### Problem
Every line of the entries that holds the word "with" is to be copied.

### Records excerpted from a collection
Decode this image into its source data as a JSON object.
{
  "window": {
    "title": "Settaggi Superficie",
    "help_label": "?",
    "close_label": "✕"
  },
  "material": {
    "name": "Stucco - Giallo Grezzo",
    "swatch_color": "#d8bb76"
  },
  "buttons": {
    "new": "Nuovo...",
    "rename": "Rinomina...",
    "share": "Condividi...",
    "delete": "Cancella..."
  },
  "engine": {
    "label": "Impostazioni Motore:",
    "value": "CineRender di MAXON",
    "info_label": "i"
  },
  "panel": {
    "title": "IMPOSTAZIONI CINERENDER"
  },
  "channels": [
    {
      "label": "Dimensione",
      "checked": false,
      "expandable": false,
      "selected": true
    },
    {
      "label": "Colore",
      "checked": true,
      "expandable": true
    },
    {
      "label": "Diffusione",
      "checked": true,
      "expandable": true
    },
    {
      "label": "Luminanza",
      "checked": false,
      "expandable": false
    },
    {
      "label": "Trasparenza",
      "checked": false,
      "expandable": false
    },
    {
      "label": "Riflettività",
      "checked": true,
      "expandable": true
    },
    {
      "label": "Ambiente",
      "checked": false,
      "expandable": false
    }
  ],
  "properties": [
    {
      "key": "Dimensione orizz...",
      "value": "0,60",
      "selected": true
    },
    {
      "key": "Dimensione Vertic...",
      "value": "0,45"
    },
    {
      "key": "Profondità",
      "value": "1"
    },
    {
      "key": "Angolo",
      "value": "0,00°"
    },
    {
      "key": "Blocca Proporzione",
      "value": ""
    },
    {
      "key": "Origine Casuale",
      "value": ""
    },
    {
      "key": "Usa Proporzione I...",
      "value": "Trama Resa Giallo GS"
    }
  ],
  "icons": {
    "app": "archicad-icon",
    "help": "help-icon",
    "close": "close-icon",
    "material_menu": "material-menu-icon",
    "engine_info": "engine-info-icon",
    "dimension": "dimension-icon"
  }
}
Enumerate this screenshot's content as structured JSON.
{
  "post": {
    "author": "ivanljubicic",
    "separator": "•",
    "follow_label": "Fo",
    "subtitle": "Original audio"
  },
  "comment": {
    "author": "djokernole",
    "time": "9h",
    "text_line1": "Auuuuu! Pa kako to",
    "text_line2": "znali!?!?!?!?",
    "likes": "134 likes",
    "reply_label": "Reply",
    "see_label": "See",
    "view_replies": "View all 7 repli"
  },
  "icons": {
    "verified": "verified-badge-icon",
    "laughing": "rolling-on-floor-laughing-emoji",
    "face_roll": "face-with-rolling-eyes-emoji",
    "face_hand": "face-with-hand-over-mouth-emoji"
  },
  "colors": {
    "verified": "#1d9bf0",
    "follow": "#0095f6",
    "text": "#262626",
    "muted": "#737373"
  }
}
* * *
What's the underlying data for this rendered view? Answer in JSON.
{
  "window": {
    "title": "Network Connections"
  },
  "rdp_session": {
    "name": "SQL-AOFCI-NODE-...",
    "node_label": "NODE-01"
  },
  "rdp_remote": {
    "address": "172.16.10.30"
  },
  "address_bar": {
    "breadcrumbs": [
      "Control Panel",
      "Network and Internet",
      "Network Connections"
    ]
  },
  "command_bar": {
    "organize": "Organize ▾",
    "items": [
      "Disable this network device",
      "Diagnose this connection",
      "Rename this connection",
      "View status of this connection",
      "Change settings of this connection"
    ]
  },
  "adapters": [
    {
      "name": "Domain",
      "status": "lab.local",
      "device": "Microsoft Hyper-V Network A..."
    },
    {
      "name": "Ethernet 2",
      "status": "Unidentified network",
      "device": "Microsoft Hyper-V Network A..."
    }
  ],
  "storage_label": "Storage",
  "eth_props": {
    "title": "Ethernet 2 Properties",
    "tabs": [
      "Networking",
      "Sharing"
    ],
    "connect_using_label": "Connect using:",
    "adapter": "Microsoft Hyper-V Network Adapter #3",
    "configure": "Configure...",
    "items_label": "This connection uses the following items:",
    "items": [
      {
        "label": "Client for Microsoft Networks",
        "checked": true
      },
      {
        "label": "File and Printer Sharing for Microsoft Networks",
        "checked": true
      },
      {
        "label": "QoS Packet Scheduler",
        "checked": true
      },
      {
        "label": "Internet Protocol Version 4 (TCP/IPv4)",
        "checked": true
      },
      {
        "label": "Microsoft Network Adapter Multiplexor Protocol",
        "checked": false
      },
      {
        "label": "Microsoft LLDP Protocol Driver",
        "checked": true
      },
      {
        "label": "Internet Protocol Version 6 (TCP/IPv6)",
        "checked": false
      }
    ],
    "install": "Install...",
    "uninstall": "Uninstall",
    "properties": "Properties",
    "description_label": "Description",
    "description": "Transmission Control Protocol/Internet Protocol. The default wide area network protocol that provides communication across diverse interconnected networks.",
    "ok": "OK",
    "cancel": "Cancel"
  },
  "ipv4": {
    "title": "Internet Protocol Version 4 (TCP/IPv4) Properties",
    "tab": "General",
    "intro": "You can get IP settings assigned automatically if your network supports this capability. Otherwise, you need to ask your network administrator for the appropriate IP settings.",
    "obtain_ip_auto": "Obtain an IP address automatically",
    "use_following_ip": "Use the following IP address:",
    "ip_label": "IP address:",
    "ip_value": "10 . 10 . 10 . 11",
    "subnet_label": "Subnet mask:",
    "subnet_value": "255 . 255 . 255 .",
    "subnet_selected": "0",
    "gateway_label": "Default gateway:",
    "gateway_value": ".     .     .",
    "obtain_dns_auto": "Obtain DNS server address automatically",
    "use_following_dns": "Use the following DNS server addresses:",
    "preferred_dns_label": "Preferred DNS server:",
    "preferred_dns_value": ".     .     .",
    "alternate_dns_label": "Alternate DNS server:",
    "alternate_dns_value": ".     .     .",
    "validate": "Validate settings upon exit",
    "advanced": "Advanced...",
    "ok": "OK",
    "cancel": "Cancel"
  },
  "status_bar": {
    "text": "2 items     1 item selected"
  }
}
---
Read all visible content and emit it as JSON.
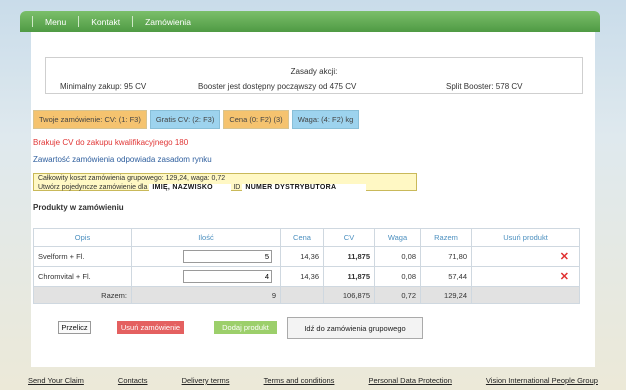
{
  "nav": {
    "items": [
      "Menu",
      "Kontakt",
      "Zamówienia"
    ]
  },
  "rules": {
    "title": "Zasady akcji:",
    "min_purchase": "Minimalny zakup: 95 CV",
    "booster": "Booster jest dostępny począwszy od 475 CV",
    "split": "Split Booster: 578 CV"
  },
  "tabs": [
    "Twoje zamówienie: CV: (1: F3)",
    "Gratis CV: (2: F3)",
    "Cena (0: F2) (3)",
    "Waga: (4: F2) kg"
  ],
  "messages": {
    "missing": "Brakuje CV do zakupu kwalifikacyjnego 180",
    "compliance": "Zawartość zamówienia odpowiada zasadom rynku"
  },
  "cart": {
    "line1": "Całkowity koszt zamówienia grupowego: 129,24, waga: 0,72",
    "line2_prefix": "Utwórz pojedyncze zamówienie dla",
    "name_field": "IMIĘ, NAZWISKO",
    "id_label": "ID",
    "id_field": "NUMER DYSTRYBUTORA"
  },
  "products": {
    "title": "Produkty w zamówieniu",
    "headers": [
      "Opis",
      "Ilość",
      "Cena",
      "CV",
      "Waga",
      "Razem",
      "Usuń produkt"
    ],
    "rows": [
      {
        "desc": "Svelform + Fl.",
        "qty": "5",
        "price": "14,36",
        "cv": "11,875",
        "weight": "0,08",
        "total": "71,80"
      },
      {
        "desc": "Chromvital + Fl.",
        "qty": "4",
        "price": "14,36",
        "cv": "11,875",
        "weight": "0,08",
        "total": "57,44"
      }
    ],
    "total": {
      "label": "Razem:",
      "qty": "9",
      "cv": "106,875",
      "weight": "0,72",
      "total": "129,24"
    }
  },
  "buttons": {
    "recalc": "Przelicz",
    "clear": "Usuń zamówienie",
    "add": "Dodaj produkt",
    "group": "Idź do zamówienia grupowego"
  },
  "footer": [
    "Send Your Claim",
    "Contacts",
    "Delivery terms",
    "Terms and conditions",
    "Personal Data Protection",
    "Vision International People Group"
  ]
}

### Output
    "face_roll": "face-with-rolling-eyes-emoji",
    "face_hand": "face-with-hand-over-mouth-emoji"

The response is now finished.